Monday, March 8, 2010

How useful are games in teaching Math?

I have been thinking about this question for a while and the answer depends a lot on the type of games we are talking about. There are cross-number puzzles, ciphers to decode pun-ish riddles, drill and practice games, role-playing games, etc.

It may be that "game" is a organizer for "play" which is really a state of engagement. Students can engage in a game for hours, puzzling out the rules and feeling accomplishment.

I wish that I could be at Maria Andersen's presentation - Playing to Learn Math.

Does our view of Math education allow us to imagine a time when a robot could do a better job of much of our teaching, as the Koreans and Japanese are working on?

This week my daughter, who is studying Math at UW and is currently in a graph theory course, was reminded of a set of games that she played as a youngster - expressly designed to introduce colouring problems in an engaging way. They are MS-DOS based and I have got them to run enough to recognize the screens, but not really to enjoy.

When I am trying to get Sketchpad or Flash to produce a certain figure or interaction, I can enter an engaged state that social psychologists refer to as "Flow", which I find enjoyable.

Keith Devlin would like a couple of hundred million dollars to develop a MMP game that would allow players to construct math learning. I admit to being a tad skeptical, but what would such an environment be worth?

What role have games and play had in your Mathematical development?

1 comment:

Sue VanHattum said...

I loved codes and ciphers when I was young. Those were the first 'grownup' books I took out of the library.

Then I found logic puzzles. Loved those, too.

Math has always felt like fun and games for me. (Except when it hasn't, and then I didn't think I liked math.)

I don't know if what I like falls exactly within the definition of games, but it's close.

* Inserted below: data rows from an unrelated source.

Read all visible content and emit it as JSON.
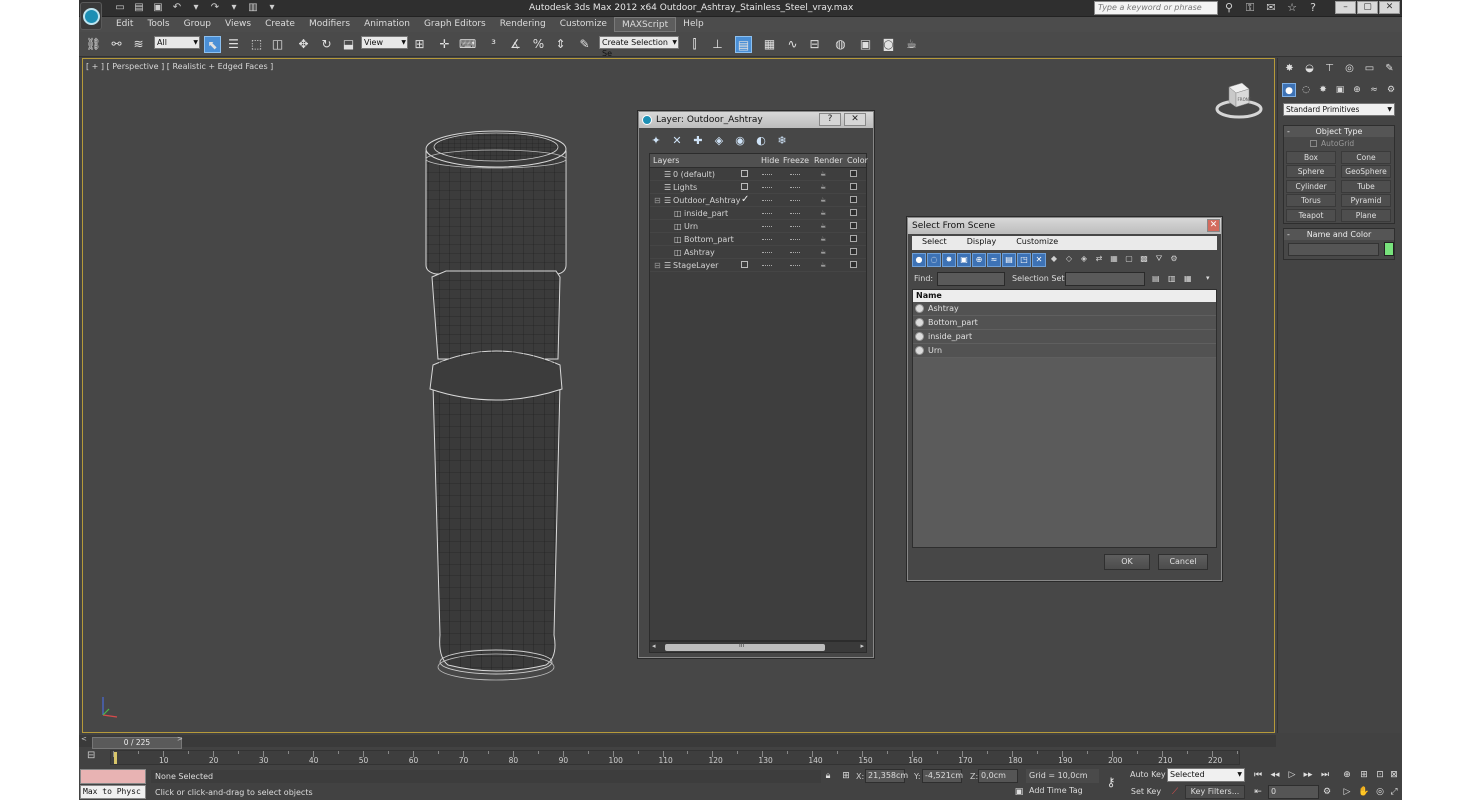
{
  "app": {
    "title": "Autodesk 3ds Max  2012 x64      Outdoor_Ashtray_Stainless_Steel_vray.max",
    "search_placeholder": "Type a keyword or phrase"
  },
  "menu": [
    "Edit",
    "Tools",
    "Group",
    "Views",
    "Create",
    "Modifiers",
    "Animation",
    "Graph Editors",
    "Rendering",
    "Customize",
    "MAXScript",
    "Help"
  ],
  "toolbar": {
    "filter_value": "All",
    "refcoord_value": "View",
    "named_selection_placeholder": "Create Selection Se"
  },
  "viewport": {
    "label": "[ + ] [ Perspective ] [ Realistic + Edged Faces ]",
    "viewcube_label": "FRONT"
  },
  "layer_dialog": {
    "title": "Layer: Outdoor_Ashtray",
    "help": "?",
    "close": "✕",
    "columns": [
      "Layers",
      "Hide",
      "Freeze",
      "Render",
      "Color"
    ],
    "rows": [
      {
        "name": "0 (default)",
        "indent": 0
      },
      {
        "name": "Lights",
        "indent": 0
      },
      {
        "name": "Outdoor_Ashtray",
        "indent": 0,
        "current": true
      },
      {
        "name": "inside_part",
        "indent": 1
      },
      {
        "name": "Urn",
        "indent": 1
      },
      {
        "name": "Bottom_part",
        "indent": 1
      },
      {
        "name": "Ashtray",
        "indent": 1
      },
      {
        "name": "StageLayer",
        "indent": 0
      }
    ],
    "current_mark": "✓",
    "scroll_grip": "III"
  },
  "select_dialog": {
    "title": "Select From Scene",
    "close": "✕",
    "menu": [
      "Select",
      "Display",
      "Customize"
    ],
    "find_label": "Find:",
    "selection_set_label": "Selection Set:",
    "list_header": "Name",
    "items": [
      "Ashtray",
      "Bottom_part",
      "inside_part",
      "Urn"
    ],
    "ok": "OK",
    "cancel": "Cancel"
  },
  "command_panel": {
    "category": "Standard Primitives",
    "object_type_title": "Object Type",
    "autogrid": "AutoGrid",
    "buttons": [
      "Box",
      "Cone",
      "Sphere",
      "GeoSphere",
      "Cylinder",
      "Tube",
      "Torus",
      "Pyramid",
      "Teapot",
      "Plane"
    ],
    "name_color_title": "Name and Color",
    "color": "#78e27c"
  },
  "timeline": {
    "slider": "0 / 225",
    "ticks": [
      10,
      20,
      30,
      40,
      50,
      60,
      70,
      80,
      90,
      100,
      110,
      120,
      130,
      140,
      150,
      160,
      170,
      180,
      190,
      200,
      210,
      220
    ]
  },
  "status": {
    "maxscript": "Max to Physc",
    "selection": "None Selected",
    "hint": "Click or click-and-drag to select objects",
    "x_label": "X:",
    "x_value": "21,358cm",
    "y_label": "Y:",
    "y_value": "-4,521cm",
    "z_label": "Z:",
    "z_value": "0,0cm",
    "grid": "Grid = 10,0cm",
    "add_time_tag": "Add Time Tag",
    "auto_key": "Auto Key",
    "auto_key_mode": "Selected",
    "set_key": "Set Key",
    "key_filters": "Key Filters...",
    "frame": "0"
  }
}
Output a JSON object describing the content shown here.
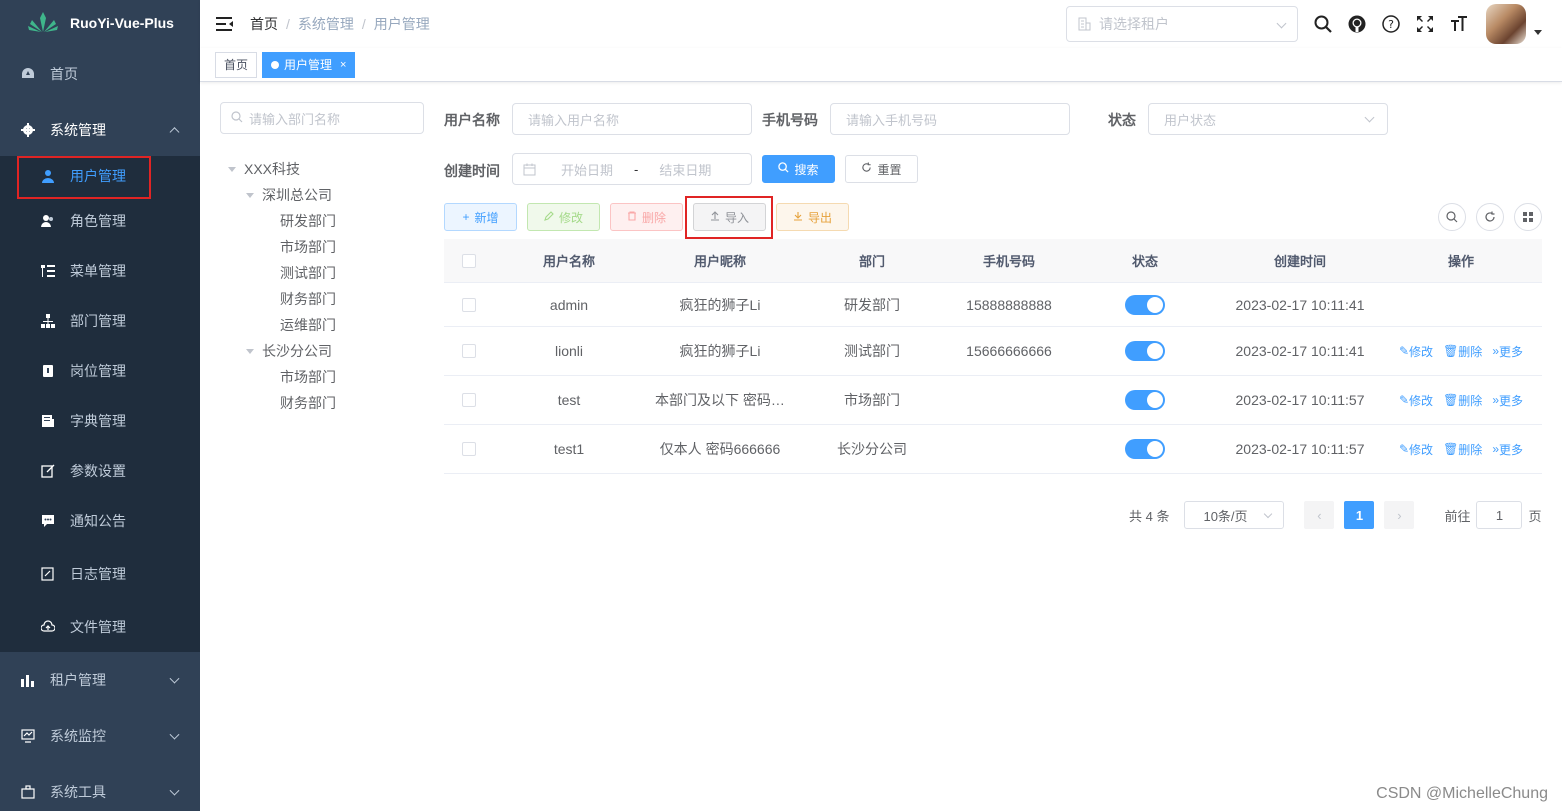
{
  "app": {
    "title": "RuoYi-Vue-Plus"
  },
  "sidebar": {
    "items": [
      {
        "label": "首页",
        "icon": "dashboard-icon"
      },
      {
        "label": "系统管理",
        "icon": "gear-icon",
        "expanded": true
      },
      {
        "label": "租户管理",
        "icon": "bar-chart-icon"
      },
      {
        "label": "系统监控",
        "icon": "monitor-icon"
      },
      {
        "label": "系统工具",
        "icon": "toolbox-icon"
      }
    ],
    "sub": [
      {
        "label": "用户管理",
        "icon": "user-icon",
        "active": true
      },
      {
        "label": "角色管理",
        "icon": "peoples-icon"
      },
      {
        "label": "菜单管理",
        "icon": "tree-table-icon"
      },
      {
        "label": "部门管理",
        "icon": "tree-icon"
      },
      {
        "label": "岗位管理",
        "icon": "post-icon"
      },
      {
        "label": "字典管理",
        "icon": "dict-icon"
      },
      {
        "label": "参数设置",
        "icon": "edit-icon"
      },
      {
        "label": "通知公告",
        "icon": "message-icon"
      },
      {
        "label": "日志管理",
        "icon": "log-icon"
      },
      {
        "label": "文件管理",
        "icon": "upload-icon"
      }
    ]
  },
  "navbar": {
    "breadcrumb": [
      "首页",
      "系统管理",
      "用户管理"
    ],
    "tenant_placeholder": "请选择租户"
  },
  "tags": [
    {
      "label": "首页"
    },
    {
      "label": "用户管理",
      "close": "×"
    }
  ],
  "dept": {
    "search_placeholder": "请输入部门名称",
    "tree": [
      {
        "label": "XXX科技",
        "level": 1
      },
      {
        "label": "深圳总公司",
        "level": 2
      },
      {
        "label": "研发部门",
        "level": 3
      },
      {
        "label": "市场部门",
        "level": 3
      },
      {
        "label": "测试部门",
        "level": 3
      },
      {
        "label": "财务部门",
        "level": 3
      },
      {
        "label": "运维部门",
        "level": 3
      },
      {
        "label": "长沙分公司",
        "level": 2
      },
      {
        "label": "市场部门",
        "level": 3
      },
      {
        "label": "财务部门",
        "level": 3
      }
    ]
  },
  "search": {
    "username_label": "用户名称",
    "username_placeholder": "请输入用户名称",
    "phone_label": "手机号码",
    "phone_placeholder": "请输入手机号码",
    "status_label": "状态",
    "status_placeholder": "用户状态",
    "time_label": "创建时间",
    "start_placeholder": "开始日期",
    "range_sep": "-",
    "end_placeholder": "结束日期",
    "search_btn": "搜索",
    "reset_btn": "重置"
  },
  "toolbar": {
    "add": "新增",
    "edit": "修改",
    "delete": "删除",
    "import": "导入",
    "export": "导出"
  },
  "table": {
    "headers": [
      "用户名称",
      "用户昵称",
      "部门",
      "手机号码",
      "状态",
      "创建时间",
      "操作"
    ],
    "rows": [
      {
        "username": "admin",
        "nickname": "疯狂的狮子Li",
        "dept": "研发部门",
        "phone": "15888888888",
        "status": true,
        "time": "2023-02-17 10:11:41",
        "ops": false
      },
      {
        "username": "lionli",
        "nickname": "疯狂的狮子Li",
        "dept": "测试部门",
        "phone": "15666666666",
        "status": true,
        "time": "2023-02-17 10:11:41",
        "ops": true
      },
      {
        "username": "test",
        "nickname": "本部门及以下 密码…",
        "dept": "市场部门",
        "phone": "",
        "status": true,
        "time": "2023-02-17 10:11:57",
        "ops": true
      },
      {
        "username": "test1",
        "nickname": "仅本人 密码666666",
        "dept": "长沙分公司",
        "phone": "",
        "status": true,
        "time": "2023-02-17 10:11:57",
        "ops": true
      }
    ],
    "op_edit": "修改",
    "op_delete": "删除",
    "op_more": "更多"
  },
  "pagination": {
    "total_text": "共 4 条",
    "page_size": "10条/页",
    "current_page": "1",
    "goto_label": "前往",
    "goto_value": "1",
    "page_unit": "页"
  },
  "watermark": "CSDN @MichelleChung",
  "colors": {
    "primary": "#409eff",
    "sidebar": "#304156",
    "submenu": "#1f2d3d",
    "highlight": "#e02424"
  }
}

Math is (good) hard work, and I don't think people put themselves into it thoroughly if they're not enjoying it.